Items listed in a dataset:
▬▬▬

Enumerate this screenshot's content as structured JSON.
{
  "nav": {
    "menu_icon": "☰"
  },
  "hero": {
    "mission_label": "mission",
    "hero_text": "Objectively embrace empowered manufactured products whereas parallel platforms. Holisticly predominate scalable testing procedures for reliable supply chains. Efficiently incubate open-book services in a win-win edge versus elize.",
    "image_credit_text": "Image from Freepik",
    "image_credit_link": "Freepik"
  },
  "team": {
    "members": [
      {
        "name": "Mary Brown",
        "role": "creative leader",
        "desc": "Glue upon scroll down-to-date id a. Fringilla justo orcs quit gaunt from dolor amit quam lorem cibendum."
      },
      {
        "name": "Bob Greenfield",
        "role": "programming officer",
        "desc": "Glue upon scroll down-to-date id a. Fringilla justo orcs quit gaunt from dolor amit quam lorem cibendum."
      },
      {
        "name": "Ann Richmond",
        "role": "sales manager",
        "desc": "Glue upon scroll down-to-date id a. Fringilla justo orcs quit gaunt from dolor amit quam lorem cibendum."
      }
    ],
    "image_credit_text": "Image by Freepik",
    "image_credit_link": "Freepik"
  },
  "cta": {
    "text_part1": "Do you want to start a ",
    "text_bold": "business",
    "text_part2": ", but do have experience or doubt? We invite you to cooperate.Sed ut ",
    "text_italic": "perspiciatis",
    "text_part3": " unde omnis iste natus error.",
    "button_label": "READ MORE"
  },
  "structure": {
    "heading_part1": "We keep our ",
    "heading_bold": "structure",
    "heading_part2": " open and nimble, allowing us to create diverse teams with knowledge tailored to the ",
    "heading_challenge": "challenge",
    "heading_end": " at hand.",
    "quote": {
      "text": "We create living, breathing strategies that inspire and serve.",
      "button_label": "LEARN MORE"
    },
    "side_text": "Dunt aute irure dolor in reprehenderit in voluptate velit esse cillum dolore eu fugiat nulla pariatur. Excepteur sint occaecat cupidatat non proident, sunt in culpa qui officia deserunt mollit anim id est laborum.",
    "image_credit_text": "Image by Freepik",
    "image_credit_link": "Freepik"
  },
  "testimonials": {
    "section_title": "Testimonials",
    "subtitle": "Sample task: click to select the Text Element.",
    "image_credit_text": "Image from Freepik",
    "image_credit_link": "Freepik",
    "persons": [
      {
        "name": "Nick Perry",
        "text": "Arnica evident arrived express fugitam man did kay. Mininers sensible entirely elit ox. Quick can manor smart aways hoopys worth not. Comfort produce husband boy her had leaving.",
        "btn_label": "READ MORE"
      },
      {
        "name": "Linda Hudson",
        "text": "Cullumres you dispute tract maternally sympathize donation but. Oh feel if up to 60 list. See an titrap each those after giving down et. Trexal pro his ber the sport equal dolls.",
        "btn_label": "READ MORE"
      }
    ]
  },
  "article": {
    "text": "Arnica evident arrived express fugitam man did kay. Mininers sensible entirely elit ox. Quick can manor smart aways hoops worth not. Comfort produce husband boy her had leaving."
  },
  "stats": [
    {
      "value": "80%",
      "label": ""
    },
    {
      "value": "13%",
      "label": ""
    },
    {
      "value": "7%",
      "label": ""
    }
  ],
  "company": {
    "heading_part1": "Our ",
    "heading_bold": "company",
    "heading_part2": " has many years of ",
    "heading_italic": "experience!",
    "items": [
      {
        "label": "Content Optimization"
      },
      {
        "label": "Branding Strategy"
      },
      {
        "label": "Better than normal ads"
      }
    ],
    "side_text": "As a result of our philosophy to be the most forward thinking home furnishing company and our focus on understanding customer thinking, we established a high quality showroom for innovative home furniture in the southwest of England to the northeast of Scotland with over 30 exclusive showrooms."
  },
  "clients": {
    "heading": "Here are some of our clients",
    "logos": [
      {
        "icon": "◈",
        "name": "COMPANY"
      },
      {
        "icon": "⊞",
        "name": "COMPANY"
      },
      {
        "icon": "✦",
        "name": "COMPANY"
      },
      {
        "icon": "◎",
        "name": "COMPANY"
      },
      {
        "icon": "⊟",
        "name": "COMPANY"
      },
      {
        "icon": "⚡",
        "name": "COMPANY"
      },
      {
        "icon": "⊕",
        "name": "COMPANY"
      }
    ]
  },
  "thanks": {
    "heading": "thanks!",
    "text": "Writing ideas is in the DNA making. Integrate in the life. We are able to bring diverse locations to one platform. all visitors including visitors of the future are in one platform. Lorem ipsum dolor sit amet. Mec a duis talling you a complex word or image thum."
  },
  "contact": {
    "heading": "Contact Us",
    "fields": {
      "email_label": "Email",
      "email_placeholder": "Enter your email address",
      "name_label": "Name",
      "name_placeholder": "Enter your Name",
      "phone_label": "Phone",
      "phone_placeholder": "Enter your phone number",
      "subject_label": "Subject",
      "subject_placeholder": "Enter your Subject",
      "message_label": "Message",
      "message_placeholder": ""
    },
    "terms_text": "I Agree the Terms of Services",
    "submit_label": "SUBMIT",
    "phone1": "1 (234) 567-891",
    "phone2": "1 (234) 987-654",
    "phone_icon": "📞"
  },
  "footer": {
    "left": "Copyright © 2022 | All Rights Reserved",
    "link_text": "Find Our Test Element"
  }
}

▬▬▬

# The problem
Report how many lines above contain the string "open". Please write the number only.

# Output
2